Rollie (as we walk down the toy aisle at Target): Lightning McQueen!

Me: I see him.

Rollie: Can I have him please, Momma?

Me: You don't really need him, baby.

Rollie: He goes super fast!

Me: Yes he does.

Rollie (now removing the Lightning McQueen car from the shelf and walking toward our cart with it): Can I have him, Momma?

Me: Not today, Rollie. Maybe another time.


I know damn well I'm never going to buy this remote control car for my son. A. He has a bajillion cars at home, B. This Lightning McQueen fetish is a phase he is currently at the pinnacle of, and so if I were to wait until say, Christmas to buy this thing, he will play with it for a total of five seconds before either he gets sick of it or it breaks, and C. if I say yes to every impulse buy of his, I'd already be in some serious credit card debt.

But the phrase Not Today...therein lies the problem.
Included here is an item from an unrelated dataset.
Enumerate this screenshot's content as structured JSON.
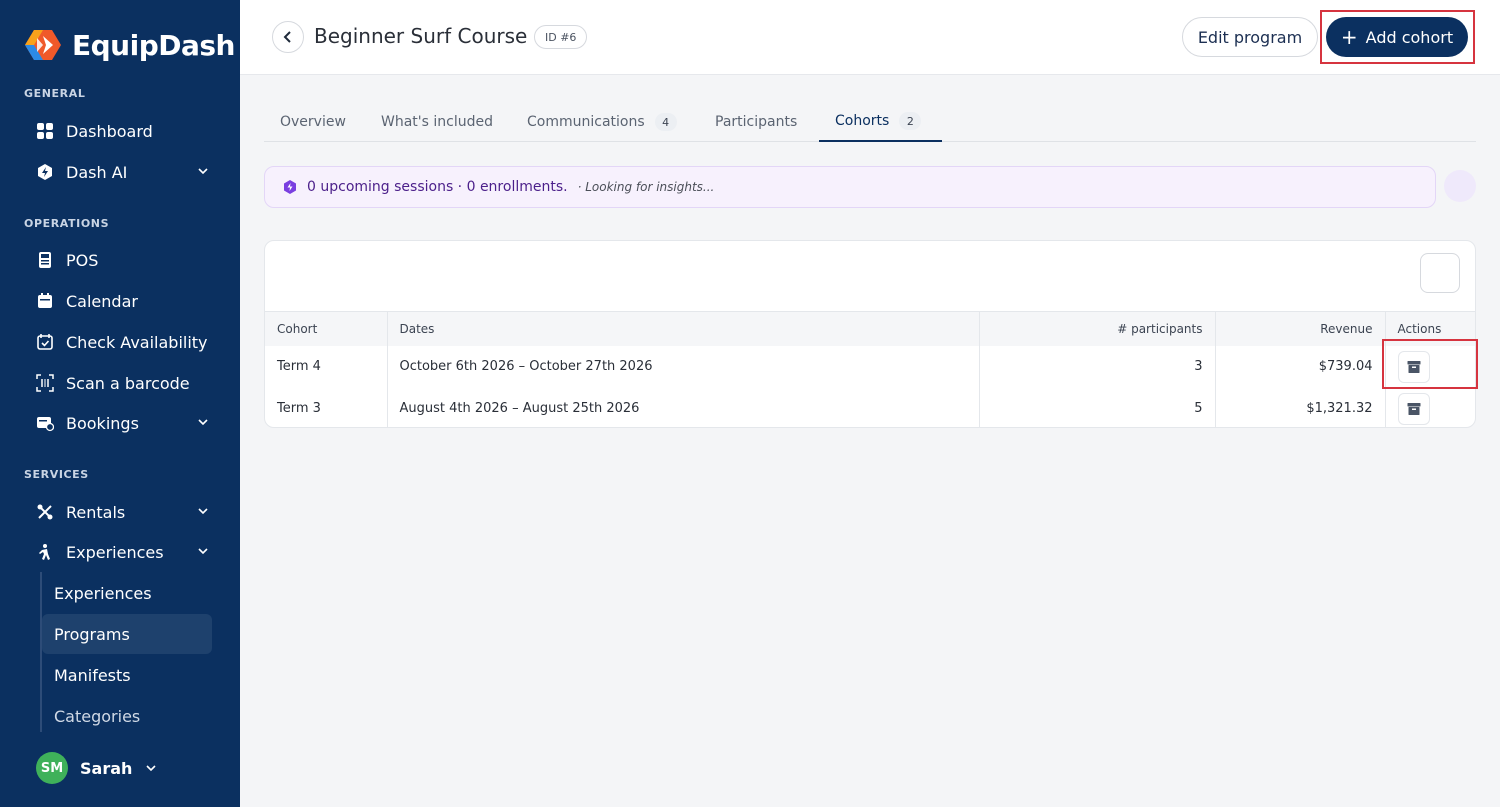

Not Today leaves open the possibility of tomorrow, and every other subsequent day from now until he gets a job and can buy his own toys. Not Today leaves a sliver of hope. Not Today's main function is to cut off any tantrum, bout of begging or other such spectacle before it even begins. But Not Today, to a two-year-old, is also as good as a Yes.

Yet I find myself using Not Today or a variation of it in all kinds of situations. If he asks for a trip to the beach and I know I'm not taking him, I say "Maybe." If he wants to watch Cars (again), but if I have to hear Lightning McQueen say "Cka-CHOW" one more time I'm going to stab myself in the ear in the ear with a crazy straw, I say "Not right now." Which of course, to a two-year-old, means "Any time after Now." Which is why he asks again two minutes later. Sigh.

And that's not all I lie about. I tell him the orange scribbles on his paper look exactly like the dinosaur he said he drew. I tell him he did a great job putting his pants on even though they're on backwards and both of his legs are shoved into one pant-leg. I let him believe in Santa Claus, the Easter Bunny, that birdies and lizards who cross his path are saying hello to him. It's no wonder kids his age are completely egocentric. It's parents like me who perpetuate that attitude.

But in all fairness, I understand why we do it. Why we lie. I understand that we do it to keep our children happy, to protect them from some of the ugly truths in life. They have plenty of time to figure it out without us telling them they suck at getting dressed or can't draw for crap.

I am, however, still waiting for my pet horse....

1 comment:

  1. What do you mean, "let him believe in Santa Clause"? WHAT ARE YOU IMPLYING?!?!?!